Clap Your Hands Say Yeah: Two Hands Clapping


Formally stripped down to a two-piece, Clap Your Hands Say Yeah synthesizes its talents

Clap Your Hands Say Yeah may forever be pigeonholed as one of the first “blog bands.” Its self-titled, self-released debut became popular through word-of-blog acclaim upon arrival in 2005—deservedly so, with jittery, catchy guitar-pop songs such as “The Skin Of My Yellow Country Teeth,” “Is This Love?” and “In This Home On Ice.” The Philly/Brooklyn quintet, led by Alec Ounsworth, navigated the success well, but its second release, 2007’s Dave Fridmann-produced Some Loud Thunder, revealed that CYHSY was as interested in outsider weirdness as it was in indie-pop hooks. The record contains gems like “Underwater (You And Me),” but it suffered a seemingly inevitable backlash from the fickle blogosphere, as did 2011’s Hysterical.

In Hysterical’s aftermath, the band shed members and disappeared until late last summer, when the Little Moments EP arrived. That surprising set of four synth-pop songs set the tone for the vibe that threads through Only Run, the new Clap Your Hands album, which updates one of the EP’s songs as its title track. Ounsworth says that synths have always been a defining characteristic of the band.

“The fact of the matter is that Clap Your Hands was created as a synth-based project; that’s what it is,” says Ounsworth from San Francisco, where he’s in the middle of a solo tour of living rooms. “A lot of people are surprised to know that ‘Home On Ice,’ ‘Over And Over Again,’ ‘Upon This Tidal Wave Of Young Blood,’ ‘Yellow Country Teeth’—these are all synth-driven songs. It’s funny to hear that some people say that, ‘Oh, now you’re venturing into synth territory.’ I’m like, ‘Well, it’s always kind of been.’ To me, I don’t really see a difference, including the last record and Some Loud Thunder.

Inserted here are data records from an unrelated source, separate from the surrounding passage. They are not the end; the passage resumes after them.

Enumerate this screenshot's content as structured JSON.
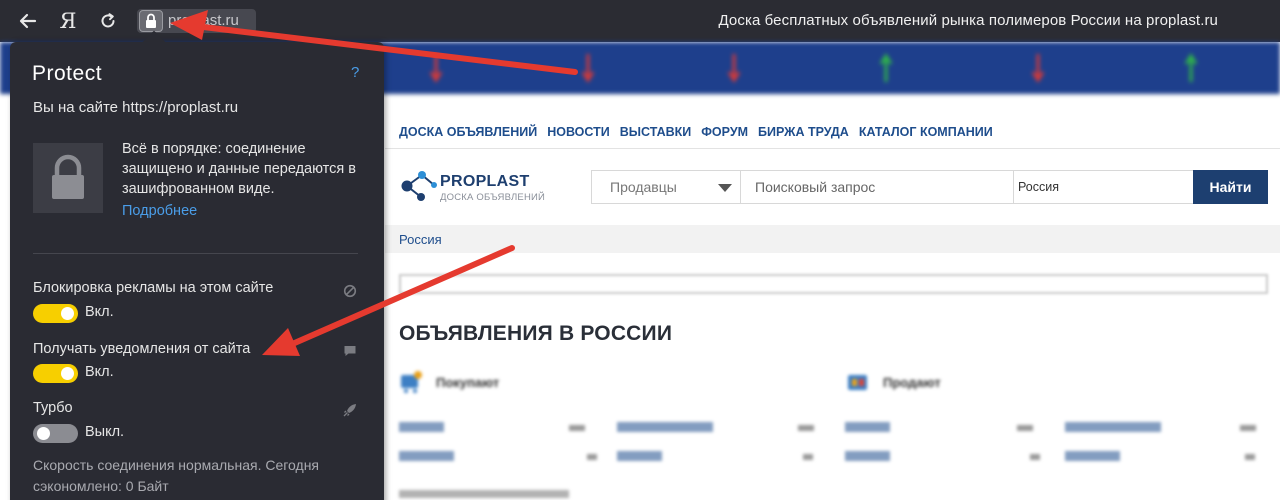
{
  "browser": {
    "back_icon": "arrow-left-icon",
    "yandex_label": "Я",
    "reload_icon": "reload-icon",
    "url": "proplast.ru",
    "window_title": "Доска бесплатных объявлений рынка полимеров России на proplast.ru"
  },
  "protect": {
    "title": "Protect",
    "help": "?",
    "site_line": "Вы на сайте https://proplast.ru",
    "status_text": "Всё в порядке: соединение защищено и данные передаются в зашифрованном виде.",
    "more_link": "Подробнее",
    "ad_block": {
      "label": "Блокировка рекламы на этом сайте",
      "state": "Вкл.",
      "on": true
    },
    "notifications": {
      "label": "Получать уведомления от сайта",
      "state": "Вкл.",
      "on": true
    },
    "turbo": {
      "label": "Турбо",
      "state": "Выкл.",
      "on": false
    },
    "speed_note": "Скорость соединения нормальная. Сегодня сэкономлено: 0 Байт"
  },
  "site": {
    "menu": [
      "ДОСКА ОБЪЯВЛЕНИЙ",
      "НОВОСТИ",
      "ВЫСТАВКИ",
      "ФОРУМ",
      "БИРЖА ТРУДА",
      "КАТАЛОГ КОМПАНИИ"
    ],
    "logo_title": "PROPLAST",
    "logo_subtitle": "ДОСКА ОБЪЯВЛЕНИЙ",
    "search": {
      "category": "Продавцы",
      "placeholder": "Поисковый запрос",
      "region": "Россия",
      "button": "Найти"
    },
    "breadcrumb": "Россия",
    "heading": "ОБЪЯВЛЕНИЯ В РОССИИ",
    "buyers": "Покупают",
    "sellers": "Продают"
  },
  "colors": {
    "panel_bg": "#2a2b33",
    "toggle_on": "#f7cf00",
    "link_blue": "#4a9de8",
    "site_blue": "#1e4d8c",
    "ticker_bg": "#1e3f8c",
    "arrow_red": "#e53a2f"
  }
}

This time, we used synths about evenly, if not a little less than on some of the other records.”

Ounsworth laughs when asked who the “we” is in Clap Your Hands these days. “It’s mostly me,” he says. “I did try to work with other people. Even the guys who used to be in the band had a crack at these songs, but it was just unnecessary; a lot of the parts were just unnecessary. It’s not their fault; it’s just the way it happened.”

On Only Run, Clap Your Hands is essentially Ounsworth and drummer Sean Greenhalgh, with a major assist from Fridmann, who mixed the album.

“It’s kind of always been the vision that I had for this project,” says Ounsworth, who has juggled other things, such as Flashy Python and his solo album, 2009’s Mo Beauty. “The truth is, the only reason it didn’t end up being this way the entire time was because it took off to such a degree and everybody felt fully invested by virtue of that. All of a sudden, we were a band-band, and that was never entirely the intention. On the first record, you notice we didn’t actually list who played what. Not to go into any details, but to me, this one’s not very different at all from how the other ones played out.”

Only Run contains Clap Your Hands’ strongest set of songs since that debut, with a higher concentration of revved-up guitars and catchy crescendos. Ounsworth’s David Byrne-like vocals can be divisive. Some listeners find them grating; others, gratifyingly unfiltered and sometimes unhinged. They’re harnessed, on Only Run, to melodies such as “As Always” or “Impossible Request” that hit an indie-pop sweet spot.

Ounsworth is happy downsizing Clap Your Hands. Although he will draft a rotating cast of players to tour, he’s also loving doing solo shows for small audiences outside of traditional venues.

“There came a point with Clap Your Hands where we were going out playing bigger shows, but I was feeling absolutely nothing,” he says. “Everyone around me was telling me everything was going so well, but I felt absolutely no connection. I don’t know if was entirely self-sabotage or something like that, but I felt that I needed to bring it down to a certain level that made sense to me. As much as a lot of people around me feel that it was self-sabotage, I feel more comfortable than I’ve felt in eight or nine years doing this. It’s kind of great. I feel enormously positive for the first time in a long time.”

—Steve Klinge